What needs to be done → In full and without alteration, write out the data below.

^^^^

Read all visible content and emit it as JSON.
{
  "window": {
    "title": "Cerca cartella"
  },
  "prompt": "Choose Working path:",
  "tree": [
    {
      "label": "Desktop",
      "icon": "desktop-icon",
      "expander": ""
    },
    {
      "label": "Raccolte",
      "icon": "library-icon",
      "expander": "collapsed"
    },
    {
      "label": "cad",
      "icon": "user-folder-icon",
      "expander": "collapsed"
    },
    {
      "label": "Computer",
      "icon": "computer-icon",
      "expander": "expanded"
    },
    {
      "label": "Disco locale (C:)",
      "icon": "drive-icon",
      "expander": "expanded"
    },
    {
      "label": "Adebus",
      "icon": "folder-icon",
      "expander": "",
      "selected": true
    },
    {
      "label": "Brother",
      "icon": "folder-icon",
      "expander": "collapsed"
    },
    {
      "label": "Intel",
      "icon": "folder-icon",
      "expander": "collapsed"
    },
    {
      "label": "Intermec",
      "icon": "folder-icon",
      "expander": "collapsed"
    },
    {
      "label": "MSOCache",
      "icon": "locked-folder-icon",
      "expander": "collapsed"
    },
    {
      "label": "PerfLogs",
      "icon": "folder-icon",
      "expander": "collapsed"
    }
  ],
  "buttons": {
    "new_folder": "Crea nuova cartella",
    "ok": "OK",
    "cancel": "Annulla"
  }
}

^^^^

Solution for this task →
Read all visible content and emit it as JSON.
{
  "window": {
    "title": "Cerca cartella"
  },
  "prompt": "Choose Working path:",
  "tree": [
    {
      "label": "Desktop",
      "icon": "desktop-icon",
      "expander": ""
    },
    {
      "label": "Raccolte",
      "icon": "library-icon",
      "expander": "collapsed"
    },
    {
      "label": "cad",
      "icon": "user-folder-icon",
      "expander": "collapsed"
    },
    {
      "label": "Computer",
      "icon": "computer-icon",
      "expander": "expanded"
    },
    {
      "label": "Disco locale (C:)",
      "icon": "drive-icon",
      "expander": "expanded"
    },
    {
      "label": "Adebus",
      "icon": "folder-icon",
      "expander": "",
      "selected": true
    },
    {
      "label": "Brother",
      "icon": "folder-icon",
      "expander": "collapsed"
    },
    {
      "label": "Intel",
      "icon": "folder-icon",
      "expander": "collapsed"
    },
    {
      "label": "Intermec",
      "icon": "folder-icon",
      "expander": "collapsed"
    },
    {
      "label": "MSOCache",
      "icon": "locked-folder-icon",
      "expander": "collapsed"
    },
    {
      "label": "PerfLogs",
      "icon": "folder-icon",
      "expander": "collapsed"
    }
  ],
  "buttons": {
    "new_folder": "Crea nuova cartella",
    "ok": "OK",
    "cancel": "Annulla"
  }
}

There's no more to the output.